____ The data

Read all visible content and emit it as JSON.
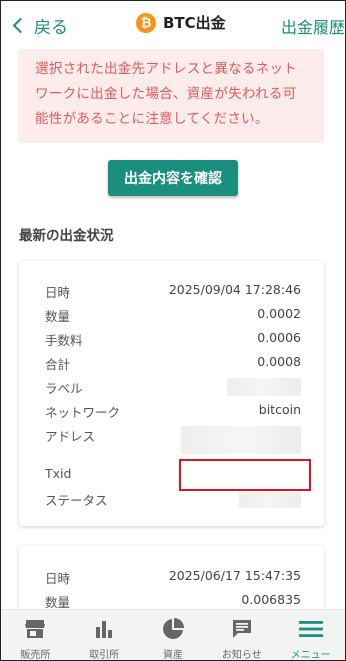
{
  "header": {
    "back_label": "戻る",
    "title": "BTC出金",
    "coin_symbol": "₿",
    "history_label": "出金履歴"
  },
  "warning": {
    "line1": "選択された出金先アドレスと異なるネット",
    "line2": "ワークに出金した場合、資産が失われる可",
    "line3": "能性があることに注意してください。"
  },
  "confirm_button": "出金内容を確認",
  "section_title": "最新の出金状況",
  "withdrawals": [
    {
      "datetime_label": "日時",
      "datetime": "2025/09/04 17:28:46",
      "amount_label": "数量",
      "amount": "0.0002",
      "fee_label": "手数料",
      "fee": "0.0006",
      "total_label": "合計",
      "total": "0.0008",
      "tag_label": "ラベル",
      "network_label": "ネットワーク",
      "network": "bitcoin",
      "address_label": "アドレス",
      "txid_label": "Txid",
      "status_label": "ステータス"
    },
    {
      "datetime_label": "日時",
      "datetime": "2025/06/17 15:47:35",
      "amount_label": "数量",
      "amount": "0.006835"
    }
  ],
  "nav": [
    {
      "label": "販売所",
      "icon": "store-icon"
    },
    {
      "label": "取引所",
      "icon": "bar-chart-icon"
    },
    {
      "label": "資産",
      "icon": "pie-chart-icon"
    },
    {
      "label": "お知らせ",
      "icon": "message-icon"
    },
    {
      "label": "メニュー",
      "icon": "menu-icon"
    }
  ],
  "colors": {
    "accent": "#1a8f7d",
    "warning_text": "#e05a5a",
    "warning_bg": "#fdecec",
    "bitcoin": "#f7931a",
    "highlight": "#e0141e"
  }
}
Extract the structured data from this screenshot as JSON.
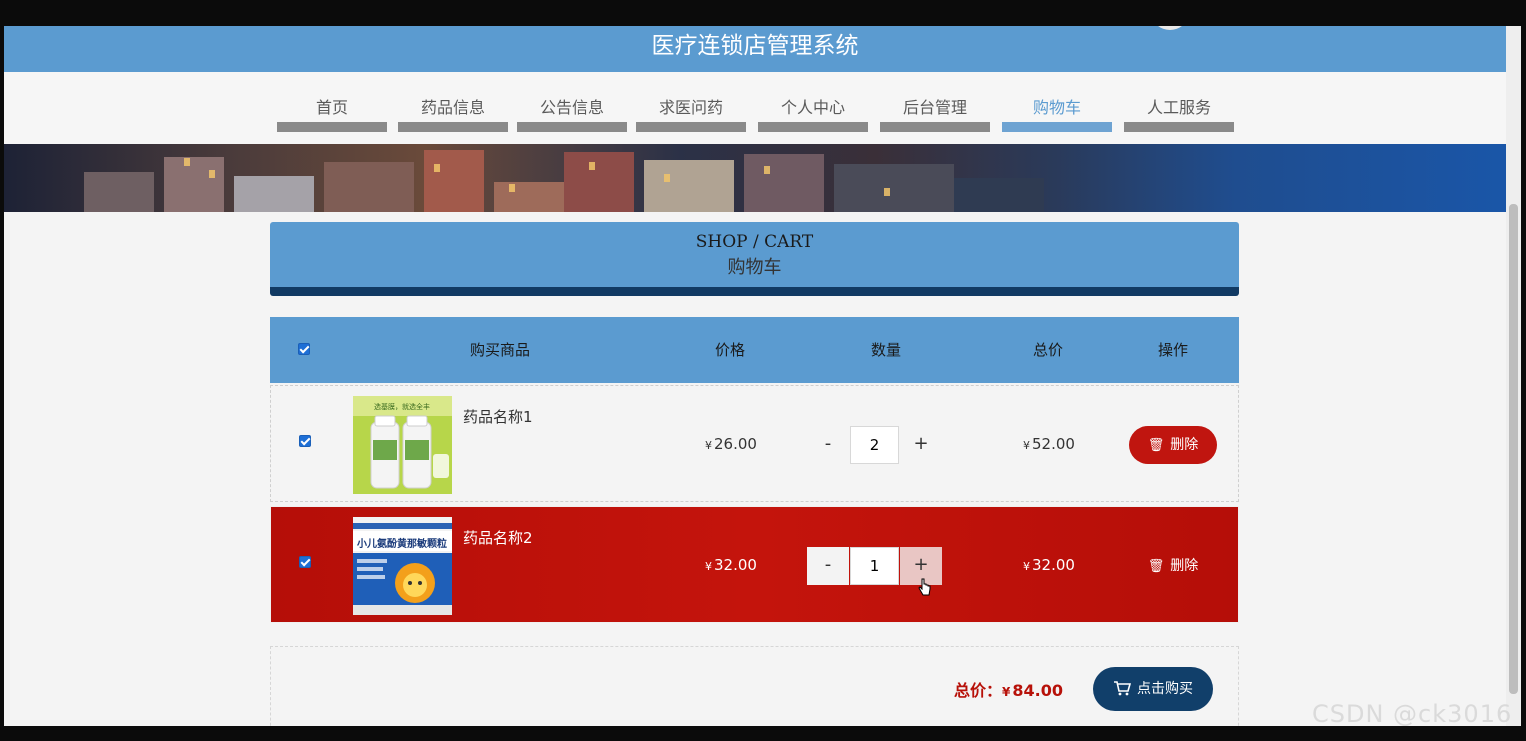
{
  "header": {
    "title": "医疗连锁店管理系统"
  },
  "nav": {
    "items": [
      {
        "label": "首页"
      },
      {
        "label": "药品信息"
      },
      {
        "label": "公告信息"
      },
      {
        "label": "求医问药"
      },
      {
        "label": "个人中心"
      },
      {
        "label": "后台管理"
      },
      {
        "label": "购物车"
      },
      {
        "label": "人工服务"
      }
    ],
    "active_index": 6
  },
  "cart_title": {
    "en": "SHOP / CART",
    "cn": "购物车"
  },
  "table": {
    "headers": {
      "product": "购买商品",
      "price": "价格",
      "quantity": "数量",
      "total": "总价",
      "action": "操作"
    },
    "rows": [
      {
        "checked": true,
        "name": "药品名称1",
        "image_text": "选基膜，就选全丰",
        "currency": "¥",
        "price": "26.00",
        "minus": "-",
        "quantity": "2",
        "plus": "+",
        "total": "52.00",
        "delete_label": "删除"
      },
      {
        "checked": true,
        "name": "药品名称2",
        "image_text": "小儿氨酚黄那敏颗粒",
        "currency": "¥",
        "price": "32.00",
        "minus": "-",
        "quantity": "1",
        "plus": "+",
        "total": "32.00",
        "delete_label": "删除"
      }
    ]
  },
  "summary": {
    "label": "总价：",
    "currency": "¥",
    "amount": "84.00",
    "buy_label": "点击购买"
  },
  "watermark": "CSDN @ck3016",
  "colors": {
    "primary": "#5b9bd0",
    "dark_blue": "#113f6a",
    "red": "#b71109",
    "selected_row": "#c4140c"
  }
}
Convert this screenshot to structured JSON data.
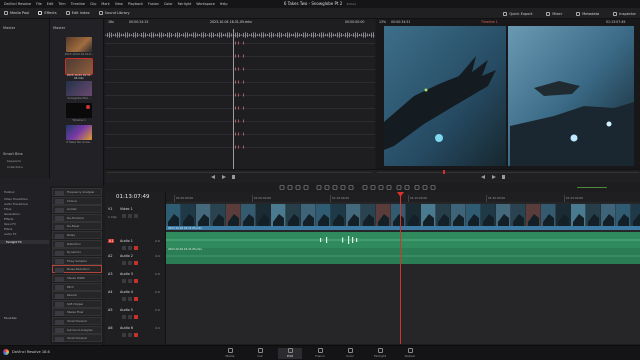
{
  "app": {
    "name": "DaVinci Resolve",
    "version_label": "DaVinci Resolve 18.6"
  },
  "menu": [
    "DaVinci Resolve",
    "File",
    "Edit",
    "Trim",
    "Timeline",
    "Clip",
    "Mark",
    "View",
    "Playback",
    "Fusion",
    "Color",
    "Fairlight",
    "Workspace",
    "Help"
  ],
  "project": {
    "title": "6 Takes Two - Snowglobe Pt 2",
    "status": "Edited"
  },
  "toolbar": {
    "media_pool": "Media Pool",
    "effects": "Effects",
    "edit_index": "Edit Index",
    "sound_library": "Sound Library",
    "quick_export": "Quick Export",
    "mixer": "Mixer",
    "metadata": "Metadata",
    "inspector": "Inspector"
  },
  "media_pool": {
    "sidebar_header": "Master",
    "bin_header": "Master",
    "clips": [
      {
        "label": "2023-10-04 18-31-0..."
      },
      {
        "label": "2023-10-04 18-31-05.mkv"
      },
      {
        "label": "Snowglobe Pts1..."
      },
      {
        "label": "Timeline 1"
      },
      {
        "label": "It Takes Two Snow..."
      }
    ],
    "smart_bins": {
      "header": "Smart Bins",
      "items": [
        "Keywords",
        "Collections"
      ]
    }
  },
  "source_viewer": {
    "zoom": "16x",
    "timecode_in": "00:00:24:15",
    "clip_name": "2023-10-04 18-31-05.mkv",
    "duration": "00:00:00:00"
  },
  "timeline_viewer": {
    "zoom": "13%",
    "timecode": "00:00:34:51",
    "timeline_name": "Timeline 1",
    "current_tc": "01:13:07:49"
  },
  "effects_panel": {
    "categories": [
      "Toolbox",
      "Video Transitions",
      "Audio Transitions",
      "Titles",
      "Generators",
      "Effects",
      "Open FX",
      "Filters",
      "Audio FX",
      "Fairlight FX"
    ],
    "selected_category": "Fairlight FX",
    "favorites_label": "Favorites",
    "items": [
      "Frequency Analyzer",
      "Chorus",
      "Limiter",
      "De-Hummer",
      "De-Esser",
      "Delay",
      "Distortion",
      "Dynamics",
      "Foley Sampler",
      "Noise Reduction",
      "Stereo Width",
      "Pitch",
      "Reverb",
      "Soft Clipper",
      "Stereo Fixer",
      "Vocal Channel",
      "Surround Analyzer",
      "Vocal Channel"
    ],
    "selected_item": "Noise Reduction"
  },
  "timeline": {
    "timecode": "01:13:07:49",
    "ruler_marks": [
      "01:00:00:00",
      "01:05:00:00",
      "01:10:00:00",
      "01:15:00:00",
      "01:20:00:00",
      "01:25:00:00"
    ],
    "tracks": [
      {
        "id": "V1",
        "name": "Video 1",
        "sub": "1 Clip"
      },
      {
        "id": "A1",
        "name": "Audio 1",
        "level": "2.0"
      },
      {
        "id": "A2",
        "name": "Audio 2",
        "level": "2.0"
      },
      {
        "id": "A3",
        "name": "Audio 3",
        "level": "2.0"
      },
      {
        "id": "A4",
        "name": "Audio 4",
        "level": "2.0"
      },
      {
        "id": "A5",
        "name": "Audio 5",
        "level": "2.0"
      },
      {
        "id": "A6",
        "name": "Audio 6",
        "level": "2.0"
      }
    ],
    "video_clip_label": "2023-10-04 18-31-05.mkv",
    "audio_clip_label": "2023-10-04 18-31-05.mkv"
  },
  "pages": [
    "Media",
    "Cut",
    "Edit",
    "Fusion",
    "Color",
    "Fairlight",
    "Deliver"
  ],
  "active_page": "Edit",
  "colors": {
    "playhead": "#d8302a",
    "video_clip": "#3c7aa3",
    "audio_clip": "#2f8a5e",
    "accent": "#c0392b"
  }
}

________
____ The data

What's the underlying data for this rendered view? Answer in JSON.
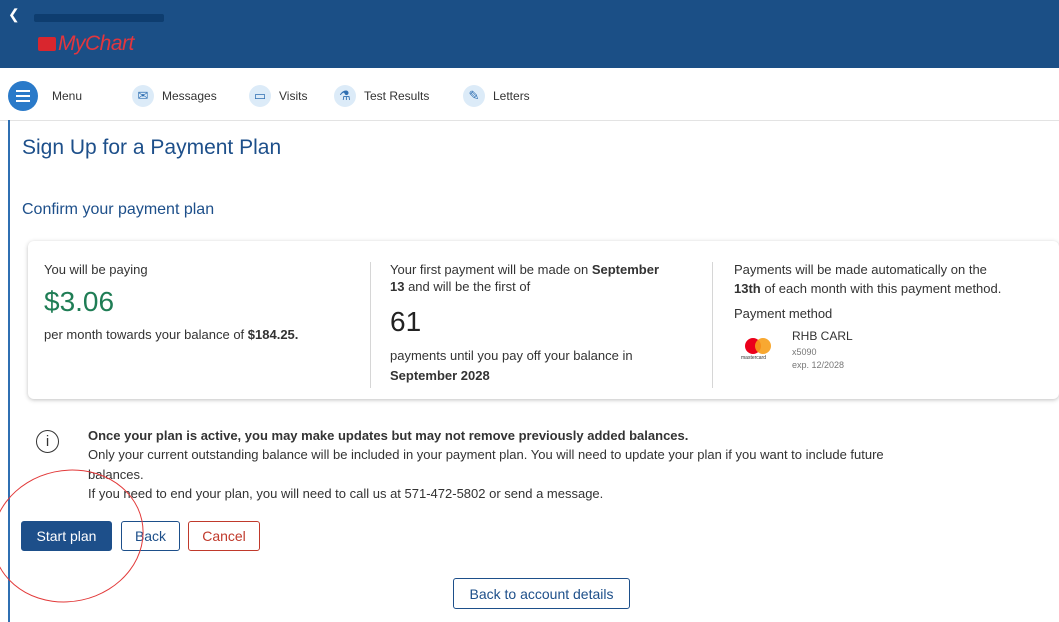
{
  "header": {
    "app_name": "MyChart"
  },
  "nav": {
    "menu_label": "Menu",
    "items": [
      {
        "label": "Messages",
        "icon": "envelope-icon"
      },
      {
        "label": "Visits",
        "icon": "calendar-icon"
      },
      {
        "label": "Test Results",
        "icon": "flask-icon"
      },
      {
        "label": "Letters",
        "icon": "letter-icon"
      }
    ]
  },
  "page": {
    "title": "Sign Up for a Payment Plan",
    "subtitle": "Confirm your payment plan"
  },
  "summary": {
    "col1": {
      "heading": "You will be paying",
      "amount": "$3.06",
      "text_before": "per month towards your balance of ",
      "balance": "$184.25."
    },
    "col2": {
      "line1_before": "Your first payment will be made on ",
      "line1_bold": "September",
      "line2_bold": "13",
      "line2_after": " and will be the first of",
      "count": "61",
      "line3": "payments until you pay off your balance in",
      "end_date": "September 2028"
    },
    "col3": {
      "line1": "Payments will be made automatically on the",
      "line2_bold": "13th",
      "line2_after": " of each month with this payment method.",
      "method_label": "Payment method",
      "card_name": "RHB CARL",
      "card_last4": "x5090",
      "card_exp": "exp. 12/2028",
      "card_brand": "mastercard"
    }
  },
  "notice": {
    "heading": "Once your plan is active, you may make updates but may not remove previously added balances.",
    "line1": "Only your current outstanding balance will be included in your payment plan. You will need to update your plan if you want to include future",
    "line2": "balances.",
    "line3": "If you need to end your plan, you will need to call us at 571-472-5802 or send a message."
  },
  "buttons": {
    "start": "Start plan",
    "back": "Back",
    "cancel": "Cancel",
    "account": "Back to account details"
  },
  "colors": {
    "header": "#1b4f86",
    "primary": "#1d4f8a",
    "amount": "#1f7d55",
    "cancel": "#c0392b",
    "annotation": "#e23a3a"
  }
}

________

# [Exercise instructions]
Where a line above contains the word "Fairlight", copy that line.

# [Answer to this exercise]
    "Fairlight",
      "Fairlight FX"
    "selected_category": "Fairlight FX",
    "Fairlight",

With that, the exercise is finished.